Exercise brief:
From the records below, copy each line in which the string "this" occurs.

Provided data:
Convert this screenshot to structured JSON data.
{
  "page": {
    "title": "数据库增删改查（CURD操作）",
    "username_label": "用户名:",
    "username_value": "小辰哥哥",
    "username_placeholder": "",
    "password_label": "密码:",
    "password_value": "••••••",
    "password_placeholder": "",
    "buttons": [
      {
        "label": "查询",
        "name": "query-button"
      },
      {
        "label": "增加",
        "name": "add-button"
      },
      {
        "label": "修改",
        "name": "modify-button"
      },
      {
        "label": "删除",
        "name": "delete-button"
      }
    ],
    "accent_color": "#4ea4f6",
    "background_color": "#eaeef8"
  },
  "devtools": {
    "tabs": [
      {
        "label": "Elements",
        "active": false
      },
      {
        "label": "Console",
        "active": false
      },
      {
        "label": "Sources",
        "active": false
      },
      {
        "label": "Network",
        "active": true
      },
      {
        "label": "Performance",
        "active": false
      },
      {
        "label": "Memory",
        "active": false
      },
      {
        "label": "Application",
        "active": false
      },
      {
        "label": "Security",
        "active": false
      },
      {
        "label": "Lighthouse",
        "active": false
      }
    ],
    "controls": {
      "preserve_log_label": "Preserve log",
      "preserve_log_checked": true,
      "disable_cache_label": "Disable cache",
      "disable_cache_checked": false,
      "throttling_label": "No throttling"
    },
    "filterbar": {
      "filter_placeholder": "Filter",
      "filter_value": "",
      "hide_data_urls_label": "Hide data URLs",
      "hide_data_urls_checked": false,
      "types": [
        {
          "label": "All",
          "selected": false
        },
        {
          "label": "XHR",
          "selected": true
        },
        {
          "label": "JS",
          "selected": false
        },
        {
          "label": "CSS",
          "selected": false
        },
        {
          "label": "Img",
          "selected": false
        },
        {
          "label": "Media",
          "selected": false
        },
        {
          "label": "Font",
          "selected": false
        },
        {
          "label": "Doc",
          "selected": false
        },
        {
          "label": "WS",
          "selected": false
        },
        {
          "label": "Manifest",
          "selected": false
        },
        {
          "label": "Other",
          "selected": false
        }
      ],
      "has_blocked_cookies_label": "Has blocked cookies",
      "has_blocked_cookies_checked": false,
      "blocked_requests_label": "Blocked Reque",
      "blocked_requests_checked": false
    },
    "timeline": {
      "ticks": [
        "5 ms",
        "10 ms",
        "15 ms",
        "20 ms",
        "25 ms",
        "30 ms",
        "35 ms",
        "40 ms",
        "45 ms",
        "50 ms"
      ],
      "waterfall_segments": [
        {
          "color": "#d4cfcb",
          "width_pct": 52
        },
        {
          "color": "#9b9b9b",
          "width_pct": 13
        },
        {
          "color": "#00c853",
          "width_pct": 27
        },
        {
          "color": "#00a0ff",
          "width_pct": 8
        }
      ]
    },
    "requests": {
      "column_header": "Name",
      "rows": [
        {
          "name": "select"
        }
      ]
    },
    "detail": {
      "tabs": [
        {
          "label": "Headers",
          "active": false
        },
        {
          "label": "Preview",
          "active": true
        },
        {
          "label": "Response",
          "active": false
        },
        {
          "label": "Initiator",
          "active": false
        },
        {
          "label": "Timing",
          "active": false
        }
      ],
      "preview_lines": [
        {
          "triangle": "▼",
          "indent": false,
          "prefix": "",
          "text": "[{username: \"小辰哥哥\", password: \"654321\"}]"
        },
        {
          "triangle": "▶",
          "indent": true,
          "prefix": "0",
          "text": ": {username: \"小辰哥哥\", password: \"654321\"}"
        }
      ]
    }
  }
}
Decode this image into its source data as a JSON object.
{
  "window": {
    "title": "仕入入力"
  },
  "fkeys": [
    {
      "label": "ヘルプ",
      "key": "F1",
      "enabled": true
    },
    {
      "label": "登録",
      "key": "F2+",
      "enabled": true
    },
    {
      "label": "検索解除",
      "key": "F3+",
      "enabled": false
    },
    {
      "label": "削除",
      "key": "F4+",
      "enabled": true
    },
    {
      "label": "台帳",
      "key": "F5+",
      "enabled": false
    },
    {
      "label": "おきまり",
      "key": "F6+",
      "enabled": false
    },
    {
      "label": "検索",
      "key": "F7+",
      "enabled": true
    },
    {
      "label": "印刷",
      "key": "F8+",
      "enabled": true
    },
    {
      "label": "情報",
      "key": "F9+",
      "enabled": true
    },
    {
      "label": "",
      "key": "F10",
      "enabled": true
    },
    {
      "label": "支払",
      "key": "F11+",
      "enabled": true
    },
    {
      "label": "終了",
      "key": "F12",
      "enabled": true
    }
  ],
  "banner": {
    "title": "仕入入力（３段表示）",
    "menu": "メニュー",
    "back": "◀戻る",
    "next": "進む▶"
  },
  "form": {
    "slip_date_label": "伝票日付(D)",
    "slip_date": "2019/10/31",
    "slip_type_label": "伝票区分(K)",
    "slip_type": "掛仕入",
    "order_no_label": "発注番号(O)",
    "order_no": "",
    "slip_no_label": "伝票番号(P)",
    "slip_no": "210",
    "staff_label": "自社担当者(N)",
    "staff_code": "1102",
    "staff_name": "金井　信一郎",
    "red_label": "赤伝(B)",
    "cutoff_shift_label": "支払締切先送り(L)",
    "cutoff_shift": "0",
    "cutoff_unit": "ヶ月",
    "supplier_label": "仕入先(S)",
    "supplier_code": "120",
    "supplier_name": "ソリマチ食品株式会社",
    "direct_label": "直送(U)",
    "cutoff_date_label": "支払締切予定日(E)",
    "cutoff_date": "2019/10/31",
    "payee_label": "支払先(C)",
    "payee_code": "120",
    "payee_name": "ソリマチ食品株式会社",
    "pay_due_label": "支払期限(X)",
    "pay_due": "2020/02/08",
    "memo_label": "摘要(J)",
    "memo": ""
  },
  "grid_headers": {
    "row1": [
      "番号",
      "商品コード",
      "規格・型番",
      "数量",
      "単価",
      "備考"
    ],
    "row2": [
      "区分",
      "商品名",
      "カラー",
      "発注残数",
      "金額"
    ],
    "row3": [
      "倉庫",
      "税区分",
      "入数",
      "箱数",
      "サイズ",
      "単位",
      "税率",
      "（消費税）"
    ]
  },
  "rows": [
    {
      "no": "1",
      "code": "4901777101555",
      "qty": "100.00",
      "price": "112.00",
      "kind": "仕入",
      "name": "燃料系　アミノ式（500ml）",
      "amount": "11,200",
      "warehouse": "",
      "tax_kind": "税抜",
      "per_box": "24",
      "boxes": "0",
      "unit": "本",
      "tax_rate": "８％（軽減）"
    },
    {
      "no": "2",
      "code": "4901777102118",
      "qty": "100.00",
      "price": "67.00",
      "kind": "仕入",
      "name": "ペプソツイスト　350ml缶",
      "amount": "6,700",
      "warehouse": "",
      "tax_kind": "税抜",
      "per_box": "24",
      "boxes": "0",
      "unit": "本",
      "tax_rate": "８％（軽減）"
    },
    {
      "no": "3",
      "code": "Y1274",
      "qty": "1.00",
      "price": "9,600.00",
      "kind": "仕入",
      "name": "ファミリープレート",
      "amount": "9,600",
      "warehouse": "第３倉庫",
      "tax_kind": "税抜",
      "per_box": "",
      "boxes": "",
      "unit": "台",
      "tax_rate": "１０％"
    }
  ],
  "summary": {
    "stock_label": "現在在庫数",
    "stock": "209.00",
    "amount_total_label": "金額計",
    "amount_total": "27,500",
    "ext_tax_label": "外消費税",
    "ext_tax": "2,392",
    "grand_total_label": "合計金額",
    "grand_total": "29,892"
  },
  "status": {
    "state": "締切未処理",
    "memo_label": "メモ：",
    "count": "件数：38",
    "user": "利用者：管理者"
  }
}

Response to the task:
Convert this screenshot to structured JSON data.
Decode this image into its source data as a JSON object.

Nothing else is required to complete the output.